Business owner may need estate planning with funding

| Jul 10, 2014 | Estate Planning |

A perception exists, in Texas and elsewhere, that estate planning is about avoiding taxes, but in fact it goes beyond that into even more fundamental issues of how to preserve and protect one’s estate. With respect to federal estate taxes, currently a married couple must have a combined estate over $10.6 million before exposure to a federal estate tax. Additionally, an individual should worry about income taxes during life prior to considering estate planning for a death tax. Income tax rates for a business owner, for example, can be as much as 50 percent under certain circumstances.

For a business person, it is the business during life that is the number one concern – it must be preserved in several key ways, or there will be no estate to plan. Where a small business is dependent on its founder, his or her disability or inactivity can depreciate the value of the business quickly. Thus, it is vital in many cases for the person preparing an estate plan to first focus on insurance and risk management so that the estate corpus can be protected from destruction.

A business owner must make sure that the business will not become paralyzed by quarrels over ownership, valuation and ultimate control. A plan for business continuity can be instituted during life, with the result of having the business continue on, without needing drastic changes or psychic magic to know the future. Key man insurance coverage can fund a buyout agreement between partners or those business executives in a prime position to take over the business on the founder’s death. Additionally, the death of a founder or business owner can create other needs for liquidity.

This may involve paying creditors, settling accounts, supplementing lost revenue, funding a buyout and similar things that call for cash.

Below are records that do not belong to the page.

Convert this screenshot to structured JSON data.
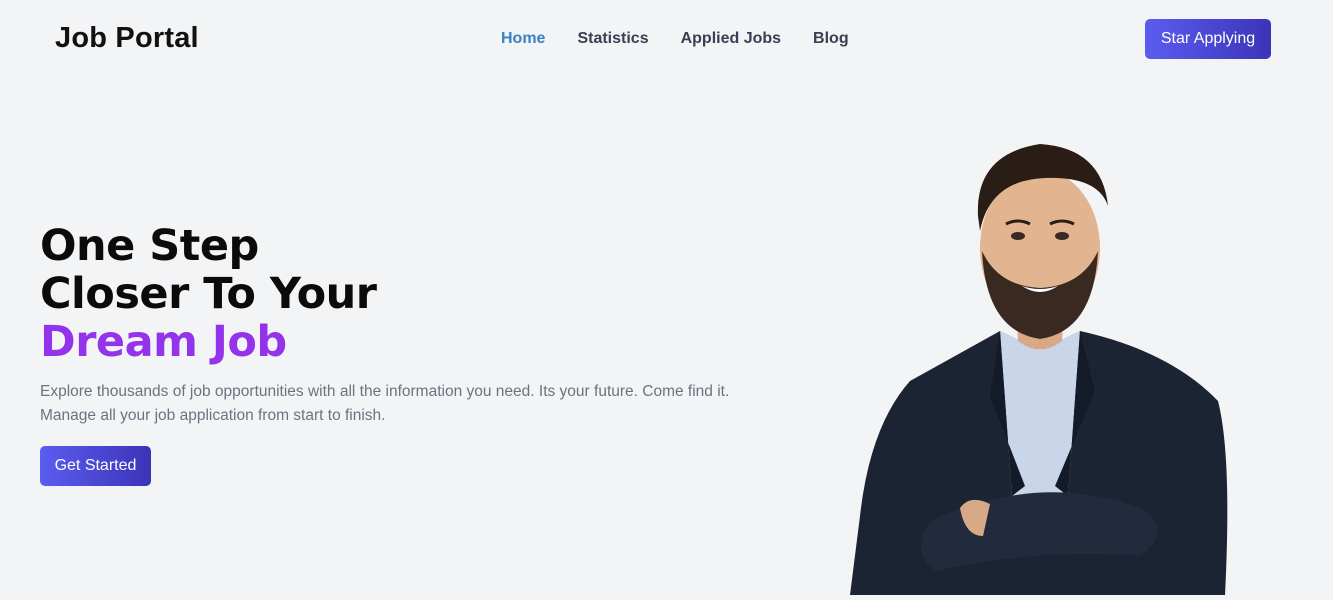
{
  "header": {
    "logo": "Job Portal",
    "nav": [
      {
        "label": "Home",
        "active": true
      },
      {
        "label": "Statistics",
        "active": false
      },
      {
        "label": "Applied Jobs",
        "active": false
      },
      {
        "label": "Blog",
        "active": false
      }
    ],
    "cta_label": "Star Applying"
  },
  "hero": {
    "title_line1": "One Step",
    "title_line2": "Closer To Your",
    "title_accent": "Dream Job",
    "description": "Explore thousands of job opportunities with all the information you need. Its your future. Come find it. Manage all your job application from start to finish.",
    "cta_label": "Get Started"
  },
  "colors": {
    "background": "#f3f4f6",
    "accent_purple": "#9333ea",
    "nav_active": "#3b82c4",
    "button_gradient_start": "#5b5cf0",
    "button_gradient_end": "#3b34b8"
  }
}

This may put company assets in danger of wholesale liquidation. That crisis can, however, be prevented by estate planning that puts life insurance funding into place prior to death. A related problem is the struggle for control of the business by family members. In Texas and elsewhere, this can be eliminated by putting into effect a funded, iron-clad business succession plan during life.

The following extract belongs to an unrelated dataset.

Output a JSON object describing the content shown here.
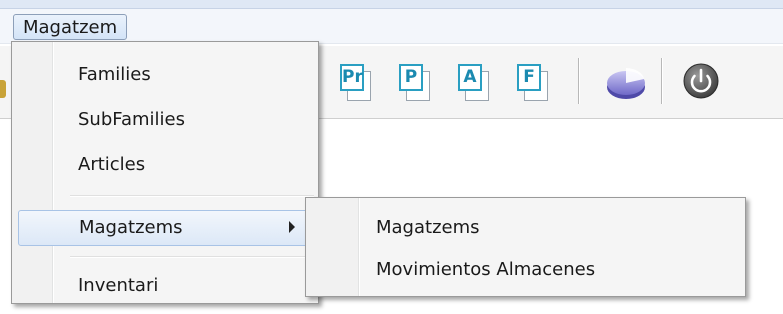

Source: Forbes, “Worry About Your Estate Plan, Not The Taxes“, Steve Parrish, July 1, 2014